Work instructions - Look through the lines below and copy each one that includes "address".

== == ==

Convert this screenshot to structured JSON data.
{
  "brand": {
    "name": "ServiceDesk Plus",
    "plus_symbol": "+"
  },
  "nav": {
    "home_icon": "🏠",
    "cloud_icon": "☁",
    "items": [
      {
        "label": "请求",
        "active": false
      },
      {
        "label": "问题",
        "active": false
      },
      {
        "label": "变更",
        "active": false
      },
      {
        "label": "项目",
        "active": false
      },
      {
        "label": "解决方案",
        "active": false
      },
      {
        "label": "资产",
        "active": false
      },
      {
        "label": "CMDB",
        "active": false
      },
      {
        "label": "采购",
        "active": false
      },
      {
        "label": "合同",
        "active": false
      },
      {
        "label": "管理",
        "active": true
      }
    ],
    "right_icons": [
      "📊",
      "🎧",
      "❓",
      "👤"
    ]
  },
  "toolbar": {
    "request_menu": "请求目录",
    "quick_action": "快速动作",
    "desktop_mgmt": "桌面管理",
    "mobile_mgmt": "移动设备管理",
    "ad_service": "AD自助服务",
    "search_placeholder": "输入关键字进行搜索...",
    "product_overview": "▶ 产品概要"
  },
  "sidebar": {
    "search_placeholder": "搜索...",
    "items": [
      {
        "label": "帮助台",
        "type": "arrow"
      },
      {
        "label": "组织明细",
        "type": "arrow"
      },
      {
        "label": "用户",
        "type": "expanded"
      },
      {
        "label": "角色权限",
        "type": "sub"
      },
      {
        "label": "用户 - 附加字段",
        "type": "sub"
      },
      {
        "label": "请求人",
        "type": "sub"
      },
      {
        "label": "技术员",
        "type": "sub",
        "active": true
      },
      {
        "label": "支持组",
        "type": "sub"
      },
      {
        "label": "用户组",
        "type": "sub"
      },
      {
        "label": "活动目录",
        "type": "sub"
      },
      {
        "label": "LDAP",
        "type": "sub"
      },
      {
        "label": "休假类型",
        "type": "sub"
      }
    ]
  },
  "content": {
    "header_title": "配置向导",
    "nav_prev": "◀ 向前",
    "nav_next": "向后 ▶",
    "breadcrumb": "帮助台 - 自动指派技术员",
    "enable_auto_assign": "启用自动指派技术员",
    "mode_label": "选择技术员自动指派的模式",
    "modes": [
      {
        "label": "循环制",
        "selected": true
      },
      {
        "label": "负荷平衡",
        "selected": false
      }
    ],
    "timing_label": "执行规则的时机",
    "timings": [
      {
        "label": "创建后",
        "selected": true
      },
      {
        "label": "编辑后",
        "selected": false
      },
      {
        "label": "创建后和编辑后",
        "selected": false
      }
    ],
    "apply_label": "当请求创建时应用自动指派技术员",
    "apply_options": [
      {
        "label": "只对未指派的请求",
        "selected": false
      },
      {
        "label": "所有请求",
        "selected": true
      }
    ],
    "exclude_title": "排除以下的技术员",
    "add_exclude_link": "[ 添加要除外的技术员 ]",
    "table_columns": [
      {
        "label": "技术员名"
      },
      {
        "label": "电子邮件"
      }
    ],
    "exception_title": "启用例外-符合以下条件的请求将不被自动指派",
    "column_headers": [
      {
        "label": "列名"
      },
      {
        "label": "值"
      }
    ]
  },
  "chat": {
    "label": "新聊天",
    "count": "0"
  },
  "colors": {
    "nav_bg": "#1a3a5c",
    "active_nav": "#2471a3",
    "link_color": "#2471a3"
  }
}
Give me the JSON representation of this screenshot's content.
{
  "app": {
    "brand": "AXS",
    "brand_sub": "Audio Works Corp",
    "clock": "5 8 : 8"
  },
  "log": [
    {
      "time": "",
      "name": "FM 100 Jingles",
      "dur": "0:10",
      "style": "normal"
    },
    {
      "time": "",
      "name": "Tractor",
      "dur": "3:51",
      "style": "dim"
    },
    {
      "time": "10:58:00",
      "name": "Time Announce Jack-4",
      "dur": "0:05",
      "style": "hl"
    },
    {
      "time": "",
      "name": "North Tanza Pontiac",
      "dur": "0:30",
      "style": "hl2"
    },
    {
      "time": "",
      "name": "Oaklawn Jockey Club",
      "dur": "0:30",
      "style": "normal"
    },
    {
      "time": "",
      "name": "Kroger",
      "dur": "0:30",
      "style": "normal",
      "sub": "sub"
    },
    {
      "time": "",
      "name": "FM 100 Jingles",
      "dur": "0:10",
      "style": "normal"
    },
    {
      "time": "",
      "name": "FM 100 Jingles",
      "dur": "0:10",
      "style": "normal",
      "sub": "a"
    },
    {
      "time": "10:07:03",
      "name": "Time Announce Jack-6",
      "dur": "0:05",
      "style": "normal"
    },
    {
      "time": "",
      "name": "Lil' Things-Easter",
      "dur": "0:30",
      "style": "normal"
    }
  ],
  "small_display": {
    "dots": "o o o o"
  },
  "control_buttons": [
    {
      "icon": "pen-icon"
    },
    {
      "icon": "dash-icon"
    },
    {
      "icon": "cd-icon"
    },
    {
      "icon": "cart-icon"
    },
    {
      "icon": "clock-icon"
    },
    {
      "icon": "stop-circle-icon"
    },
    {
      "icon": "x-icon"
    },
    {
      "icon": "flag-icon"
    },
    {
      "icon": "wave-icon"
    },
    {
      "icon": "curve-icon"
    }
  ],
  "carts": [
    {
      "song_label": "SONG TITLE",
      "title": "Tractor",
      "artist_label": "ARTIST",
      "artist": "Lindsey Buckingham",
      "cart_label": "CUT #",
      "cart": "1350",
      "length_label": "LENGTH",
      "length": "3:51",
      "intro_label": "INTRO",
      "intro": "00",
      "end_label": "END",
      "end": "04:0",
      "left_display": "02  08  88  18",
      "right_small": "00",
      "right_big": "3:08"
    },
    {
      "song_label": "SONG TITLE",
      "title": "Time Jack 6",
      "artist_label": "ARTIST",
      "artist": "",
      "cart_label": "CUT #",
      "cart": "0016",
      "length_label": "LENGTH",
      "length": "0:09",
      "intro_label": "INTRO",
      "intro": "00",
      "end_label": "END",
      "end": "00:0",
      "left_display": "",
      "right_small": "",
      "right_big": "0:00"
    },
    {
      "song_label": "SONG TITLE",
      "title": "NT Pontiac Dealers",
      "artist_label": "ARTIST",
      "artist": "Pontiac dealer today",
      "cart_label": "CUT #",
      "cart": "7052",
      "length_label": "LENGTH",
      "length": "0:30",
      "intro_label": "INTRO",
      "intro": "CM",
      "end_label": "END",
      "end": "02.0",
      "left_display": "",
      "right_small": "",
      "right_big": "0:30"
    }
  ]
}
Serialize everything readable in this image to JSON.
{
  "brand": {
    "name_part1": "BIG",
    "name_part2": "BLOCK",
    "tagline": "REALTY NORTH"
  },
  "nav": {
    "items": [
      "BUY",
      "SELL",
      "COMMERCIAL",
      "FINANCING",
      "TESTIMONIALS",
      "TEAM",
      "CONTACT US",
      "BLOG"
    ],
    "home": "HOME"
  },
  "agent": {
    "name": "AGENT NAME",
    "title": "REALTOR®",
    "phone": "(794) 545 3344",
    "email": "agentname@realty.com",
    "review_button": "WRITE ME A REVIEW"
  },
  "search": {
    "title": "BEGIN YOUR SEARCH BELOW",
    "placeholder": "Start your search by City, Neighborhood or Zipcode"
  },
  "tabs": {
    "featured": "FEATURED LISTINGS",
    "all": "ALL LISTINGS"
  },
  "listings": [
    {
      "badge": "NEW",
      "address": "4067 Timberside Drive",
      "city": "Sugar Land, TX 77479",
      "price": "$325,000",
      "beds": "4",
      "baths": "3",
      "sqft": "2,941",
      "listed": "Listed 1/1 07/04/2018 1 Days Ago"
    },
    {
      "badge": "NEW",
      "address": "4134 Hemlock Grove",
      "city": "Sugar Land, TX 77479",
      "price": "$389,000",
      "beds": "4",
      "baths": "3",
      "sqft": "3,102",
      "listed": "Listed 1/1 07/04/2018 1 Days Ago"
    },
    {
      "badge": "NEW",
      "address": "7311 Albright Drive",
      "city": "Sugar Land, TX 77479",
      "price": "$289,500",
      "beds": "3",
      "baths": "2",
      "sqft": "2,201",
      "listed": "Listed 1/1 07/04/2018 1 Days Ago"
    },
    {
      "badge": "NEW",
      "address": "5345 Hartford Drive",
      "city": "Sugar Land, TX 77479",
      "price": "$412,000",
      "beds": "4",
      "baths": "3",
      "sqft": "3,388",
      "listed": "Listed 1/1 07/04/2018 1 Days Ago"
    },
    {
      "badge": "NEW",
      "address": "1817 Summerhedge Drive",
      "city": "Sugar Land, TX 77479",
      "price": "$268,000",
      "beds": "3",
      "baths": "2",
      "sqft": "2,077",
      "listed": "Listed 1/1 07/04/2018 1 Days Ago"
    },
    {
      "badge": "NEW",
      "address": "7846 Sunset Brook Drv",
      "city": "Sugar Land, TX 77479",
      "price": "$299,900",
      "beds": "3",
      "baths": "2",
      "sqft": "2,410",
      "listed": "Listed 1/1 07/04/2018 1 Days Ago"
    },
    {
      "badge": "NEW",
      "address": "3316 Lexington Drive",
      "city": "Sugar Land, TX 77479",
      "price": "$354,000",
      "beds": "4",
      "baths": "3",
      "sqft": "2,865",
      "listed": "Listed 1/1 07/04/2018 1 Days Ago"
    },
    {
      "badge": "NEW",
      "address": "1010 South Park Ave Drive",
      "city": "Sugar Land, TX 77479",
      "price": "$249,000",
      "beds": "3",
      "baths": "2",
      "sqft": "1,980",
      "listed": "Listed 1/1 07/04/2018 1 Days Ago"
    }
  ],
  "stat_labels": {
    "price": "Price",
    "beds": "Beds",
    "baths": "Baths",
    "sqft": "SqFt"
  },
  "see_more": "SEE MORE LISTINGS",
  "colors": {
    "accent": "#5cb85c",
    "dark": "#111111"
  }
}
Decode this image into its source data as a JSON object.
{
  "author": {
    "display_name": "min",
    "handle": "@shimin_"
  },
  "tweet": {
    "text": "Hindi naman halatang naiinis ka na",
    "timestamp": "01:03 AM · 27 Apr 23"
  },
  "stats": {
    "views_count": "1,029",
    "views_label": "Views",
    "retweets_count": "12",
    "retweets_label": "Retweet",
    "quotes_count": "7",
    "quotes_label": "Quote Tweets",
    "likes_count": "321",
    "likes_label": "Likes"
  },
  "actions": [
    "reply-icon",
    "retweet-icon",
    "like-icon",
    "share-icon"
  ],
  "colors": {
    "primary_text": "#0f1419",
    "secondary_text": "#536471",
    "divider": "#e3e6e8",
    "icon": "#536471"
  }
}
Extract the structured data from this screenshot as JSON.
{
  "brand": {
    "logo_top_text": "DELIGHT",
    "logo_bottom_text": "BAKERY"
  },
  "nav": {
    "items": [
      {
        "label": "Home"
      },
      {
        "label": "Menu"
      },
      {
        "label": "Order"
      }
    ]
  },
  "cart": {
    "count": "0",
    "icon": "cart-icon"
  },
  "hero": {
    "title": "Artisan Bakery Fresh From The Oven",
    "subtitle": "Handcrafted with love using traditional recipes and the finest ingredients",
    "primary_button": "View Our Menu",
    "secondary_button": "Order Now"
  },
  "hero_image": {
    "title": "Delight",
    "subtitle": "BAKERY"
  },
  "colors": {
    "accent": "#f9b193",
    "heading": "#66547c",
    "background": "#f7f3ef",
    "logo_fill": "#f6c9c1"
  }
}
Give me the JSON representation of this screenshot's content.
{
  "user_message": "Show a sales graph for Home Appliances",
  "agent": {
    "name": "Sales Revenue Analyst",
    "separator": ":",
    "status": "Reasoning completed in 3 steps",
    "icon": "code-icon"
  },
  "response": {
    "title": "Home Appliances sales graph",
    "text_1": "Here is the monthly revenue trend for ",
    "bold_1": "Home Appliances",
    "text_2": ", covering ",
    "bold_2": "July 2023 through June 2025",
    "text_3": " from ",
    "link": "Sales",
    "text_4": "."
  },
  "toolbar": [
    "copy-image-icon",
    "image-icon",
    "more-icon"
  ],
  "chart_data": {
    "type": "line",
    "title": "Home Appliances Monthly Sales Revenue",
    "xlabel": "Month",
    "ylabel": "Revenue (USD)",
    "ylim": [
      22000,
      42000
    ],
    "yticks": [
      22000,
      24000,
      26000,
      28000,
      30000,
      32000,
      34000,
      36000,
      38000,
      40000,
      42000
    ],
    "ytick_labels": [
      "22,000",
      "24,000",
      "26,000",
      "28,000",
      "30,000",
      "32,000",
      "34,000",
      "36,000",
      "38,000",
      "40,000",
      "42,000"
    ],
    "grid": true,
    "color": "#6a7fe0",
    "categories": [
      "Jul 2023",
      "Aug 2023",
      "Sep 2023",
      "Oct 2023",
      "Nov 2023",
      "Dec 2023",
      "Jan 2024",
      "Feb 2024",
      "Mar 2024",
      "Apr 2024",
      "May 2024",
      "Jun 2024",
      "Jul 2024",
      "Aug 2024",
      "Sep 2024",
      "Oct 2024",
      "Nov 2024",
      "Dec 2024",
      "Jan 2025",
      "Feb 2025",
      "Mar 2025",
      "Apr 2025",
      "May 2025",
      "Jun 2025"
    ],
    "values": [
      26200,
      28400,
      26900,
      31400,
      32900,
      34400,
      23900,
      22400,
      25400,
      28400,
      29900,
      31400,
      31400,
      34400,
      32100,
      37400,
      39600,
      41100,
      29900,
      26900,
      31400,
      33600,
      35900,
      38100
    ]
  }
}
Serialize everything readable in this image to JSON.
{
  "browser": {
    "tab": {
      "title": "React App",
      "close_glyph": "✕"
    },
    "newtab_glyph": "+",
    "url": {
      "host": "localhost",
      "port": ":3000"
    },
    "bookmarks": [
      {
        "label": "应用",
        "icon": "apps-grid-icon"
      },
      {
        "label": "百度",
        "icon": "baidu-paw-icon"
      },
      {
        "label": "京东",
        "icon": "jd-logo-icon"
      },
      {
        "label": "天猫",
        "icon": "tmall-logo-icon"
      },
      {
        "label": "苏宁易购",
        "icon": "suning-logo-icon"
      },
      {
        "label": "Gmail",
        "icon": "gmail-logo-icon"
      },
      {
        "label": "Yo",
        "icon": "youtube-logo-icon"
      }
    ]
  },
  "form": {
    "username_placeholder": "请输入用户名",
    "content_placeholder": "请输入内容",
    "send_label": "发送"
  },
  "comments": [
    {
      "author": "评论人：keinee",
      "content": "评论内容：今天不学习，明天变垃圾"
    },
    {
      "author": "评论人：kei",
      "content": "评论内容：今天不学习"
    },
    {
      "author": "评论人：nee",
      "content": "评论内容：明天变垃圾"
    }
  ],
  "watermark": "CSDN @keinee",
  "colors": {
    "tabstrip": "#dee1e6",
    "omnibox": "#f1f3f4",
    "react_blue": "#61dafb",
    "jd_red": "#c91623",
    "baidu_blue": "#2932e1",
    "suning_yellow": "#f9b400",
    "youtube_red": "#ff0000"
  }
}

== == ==

Output -
      "address": "4067 Timberside Drive",
      "address": "4134 Hemlock Grove",
      "address": "7311 Albright Drive",
      "address": "5345 Hartford Drive",
      "address": "1817 Summerhedge Drive",
      "address": "7846 Sunset Brook Drv",
      "address": "3316 Lexington Drive",
      "address": "1010 South Park Ave Drive",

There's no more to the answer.